» App and web page records:
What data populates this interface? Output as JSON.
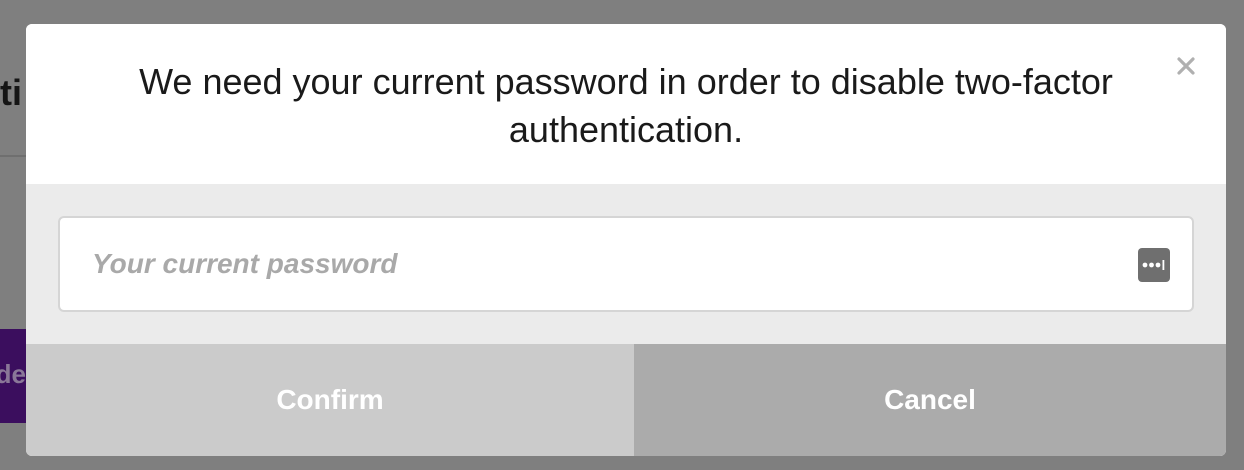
{
  "modal": {
    "title": "We need your current password in order to disable two-factor authentication.",
    "close_icon": "close-icon",
    "password_field": {
      "placeholder": "Your current password",
      "value": "",
      "manager_icon": "password-manager-icon"
    },
    "confirm_label": "Confirm",
    "cancel_label": "Cancel"
  },
  "background_page": {
    "heading_fragment": "ti",
    "button_fragment": "de"
  },
  "colors": {
    "overlay": "#7f7f7f",
    "body_band": "#ebebeb",
    "confirm_bg": "#cbcbcb",
    "cancel_bg": "#ababab",
    "bg_button_accent": "#3b0e5e"
  }
}
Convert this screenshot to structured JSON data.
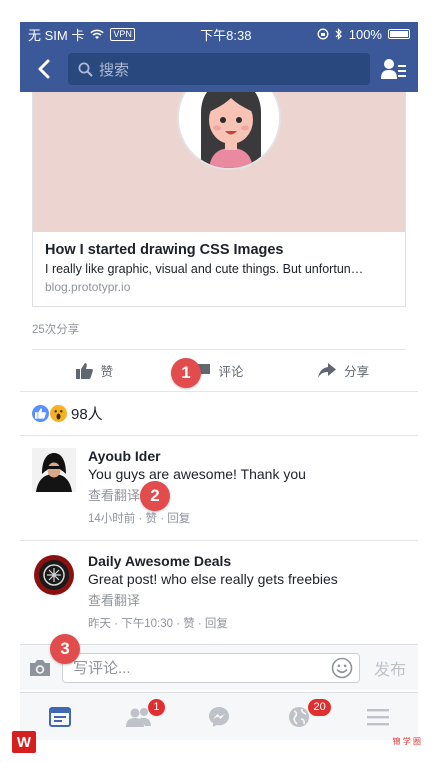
{
  "status_bar": {
    "carrier": "无 SIM 卡",
    "vpn": "VPN",
    "time": "下午8:38",
    "battery": "100%"
  },
  "nav": {
    "search_placeholder": "搜索"
  },
  "link_preview": {
    "title": "How I started drawing CSS Images",
    "description": "I really like graphic, visual and cute things. But unfortun…",
    "domain": "blog.prototypr.io"
  },
  "share_count": "25次分享",
  "actions": {
    "like": "赞",
    "comment": "评论",
    "share": "分享"
  },
  "reactions": {
    "count": "98人"
  },
  "comments": [
    {
      "author": "Ayoub Ider",
      "text": "You guys are awesome! Thank you",
      "translate": "查看翻译",
      "meta": "14小时前 · 赞 · 回复"
    },
    {
      "author": "Daily Awesome Deals",
      "text": "Great post! who else really gets freebies",
      "translate": "查看翻译",
      "meta": "昨天 · 下午10:30 · 赞 · 回复"
    }
  ],
  "composer": {
    "placeholder": "写评论...",
    "post_label": "发布"
  },
  "tabs": {
    "friend_requests_badge": "1",
    "notifications_badge": "20"
  },
  "markers": [
    "1",
    "2",
    "3"
  ],
  "watermark": {
    "logo": "W",
    "right": "锦 学 圈"
  },
  "colors": {
    "brand": "#3b5998",
    "badge": "#e02f2f",
    "marker": "#e34c4c"
  }
}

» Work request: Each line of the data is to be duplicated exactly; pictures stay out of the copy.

» Solution for this exercise:
What data populates this interface? Output as JSON.
{
  "modal": {
    "title": "We need your current password in order to disable two-factor authentication.",
    "close_icon": "close-icon",
    "password_field": {
      "placeholder": "Your current password",
      "value": "",
      "manager_icon": "password-manager-icon"
    },
    "confirm_label": "Confirm",
    "cancel_label": "Cancel"
  },
  "background_page": {
    "heading_fragment": "ti",
    "button_fragment": "de"
  },
  "colors": {
    "overlay": "#7f7f7f",
    "body_band": "#ebebeb",
    "confirm_bg": "#cbcbcb",
    "cancel_bg": "#ababab",
    "bg_button_accent": "#3b0e5e"
  }
}
Convert this screenshot to structured JSON data.
{
  "status_bar": {
    "carrier": "无 SIM 卡",
    "vpn": "VPN",
    "time": "下午8:38",
    "battery": "100%"
  },
  "nav": {
    "search_placeholder": "搜索"
  },
  "link_preview": {
    "title": "How I started drawing CSS Images",
    "description": "I really like graphic, visual and cute things. But unfortun…",
    "domain": "blog.prototypr.io"
  },
  "share_count": "25次分享",
  "actions": {
    "like": "赞",
    "comment": "评论",
    "share": "分享"
  },
  "reactions": {
    "count": "98人"
  },
  "comments": [
    {
      "author": "Ayoub Ider",
      "text": "You guys are awesome! Thank you",
      "translate": "查看翻译",
      "meta": "14小时前 · 赞 · 回复"
    },
    {
      "author": "Daily Awesome Deals",
      "text": "Great post! who else really gets freebies",
      "translate": "查看翻译",
      "meta": "昨天 · 下午10:30 · 赞 · 回复"
    }
  ],
  "composer": {
    "placeholder": "写评论...",
    "post_label": "发布"
  },
  "tabs": {
    "friend_requests_badge": "1",
    "notifications_badge": "20"
  },
  "markers": [
    "1",
    "2",
    "3"
  ],
  "watermark": {
    "logo": "W",
    "right": "锦 学 圈"
  },
  "colors": {
    "brand": "#3b5998",
    "badge": "#e02f2f",
    "marker": "#e34c4c"
  }
}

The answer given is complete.